‘Under the garb of charity’
THIS is apropos Muhammad Amir Rana’s article ‘Under the garb of charity’ (Dec 2). The writer critically discussed militancy under different sectarian elements in Pakistan.
These elements are a huge threat to the country’s integrity, as well as to the image of Islam.
The source of their finances is not only charities but many commercial projects. In more recent times publication of misguided and ideologically invalid contents in the form of books and pamphlets is contributing a huge amount.
How unfortunate that a top Islamic philosopher, scientist or intellectual, with proven worth, would be happy with a few thousand copies of his book sold out whereas a book with confused thought from a sectarian group would fetch millions of dollars. This kind of literature usually contains hatred for other sects which indeed sows the seed of militancy and book their place for funds from those members of the sects who cannot actively participate in militant activities directly.
Everyone knows that nearly all these sectarian groups have their different teams like Team A is involved in preaching rather inducing its own Islamic perceptions; Team B protects its political objectives; Team C involves in community interactions through charities and Team D goes t any extent if sectarian lust is at stake.
In fact, any group preaching sectarian divide among Muslims is doing business in the name of Islam. Moreover, millions of children in Pakistan below the age of 16 are falling easy prey to these egoistic sectarian elements in so-called ‘madressahs’ where they learn to hate others and the only skill they develop is either begging from door to door for food or they become part of the militant wing.
Grabbing land through building mosques on public or private properties is a common practice that is even not probed by state agencies or civil society.
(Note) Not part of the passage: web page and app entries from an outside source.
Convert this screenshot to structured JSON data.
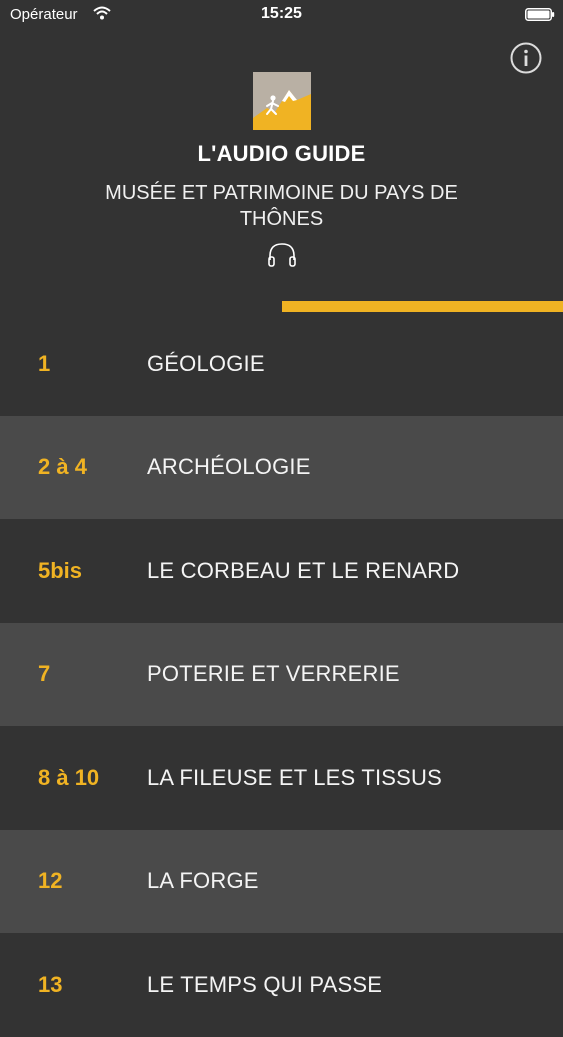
{
  "status_bar": {
    "carrier": "Opérateur",
    "time": "15:25"
  },
  "header": {
    "title": "L'AUDIO GUIDE",
    "subtitle": "MUSÉE ET PATRIMOINE DU PAYS DE THÔNES"
  },
  "colors": {
    "background": "#333333",
    "row_alt": "#4a4a4a",
    "accent": "#f0b323"
  },
  "progress": 0.5,
  "items": [
    {
      "number": "1",
      "label": "GÉOLOGIE"
    },
    {
      "number": "2 à 4",
      "label": "ARCHÉOLOGIE"
    },
    {
      "number": "5bis",
      "label": "LE CORBEAU ET LE RENARD"
    },
    {
      "number": "7",
      "label": "POTERIE ET VERRERIE"
    },
    {
      "number": "8 à 10",
      "label": "LA FILEUSE ET LES TISSUS"
    },
    {
      "number": "12",
      "label": "LA FORGE"
    },
    {
      "number": "13",
      "label": "LE TEMPS QUI PASSE"
    }
  ],
  "icons": {
    "wifi": "wifi-icon",
    "battery": "battery-icon",
    "info": "info-icon",
    "logo": "mountain-hiker-logo",
    "headphones": "headphones-icon"
  }
}
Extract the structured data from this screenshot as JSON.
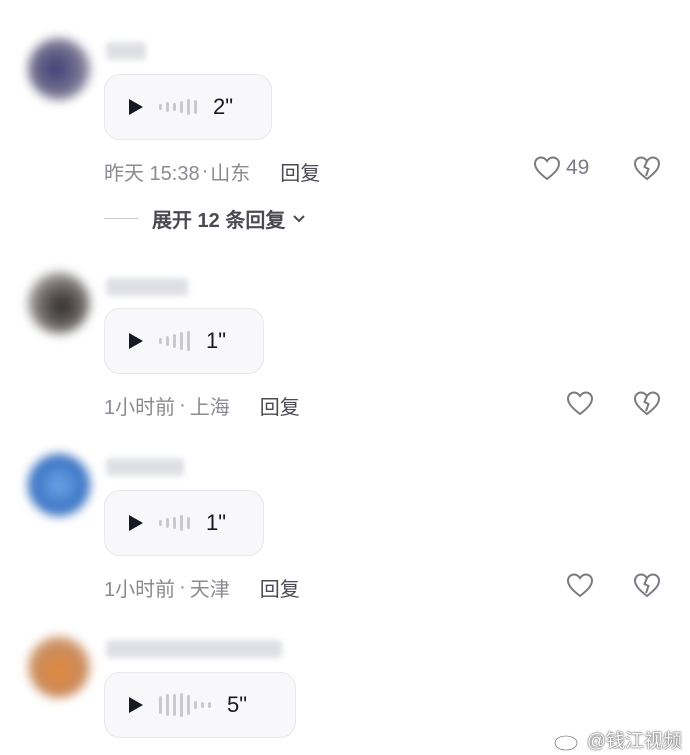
{
  "comments": [
    {
      "avatar_color": "#6d6a8a",
      "duration": "2\"",
      "time": "昨天 15:38",
      "location": "山东",
      "reply_label": "回复",
      "likes": "49",
      "expand_label": "展开 12 条回复"
    },
    {
      "avatar_color": "#7a7270",
      "duration": "1\"",
      "time": "1小时前",
      "location": "上海",
      "reply_label": "回复",
      "likes": ""
    },
    {
      "avatar_color": "#3f78c8",
      "duration": "1\"",
      "time": "1小时前",
      "location": "天津",
      "reply_label": "回复",
      "likes": ""
    },
    {
      "avatar_color": "#d98a4a",
      "duration": "5\"",
      "time": "",
      "location": "",
      "reply_label": "",
      "likes": ""
    }
  ],
  "separator": "·",
  "watermark": {
    "icon": "weibo-icon",
    "text": "@钱江视频"
  }
}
Finally, the most threatening aspect of this sectarian religiosity is that they market their false imagination about Islam and blackmail the community for funds and properties.
Even various regimes in Pakistan have not taken a stand or responded to such sensitive issues, thinking that it could affect their political mandate.
Intellectuals have cornered themselves to avoid the flames of sectarian religiosity. In fact, everyone has taken a position to save his skin and watch the societal decay in Pakistan. The country looks like a snake eating itself through its tail.
Dera Ghazi Khan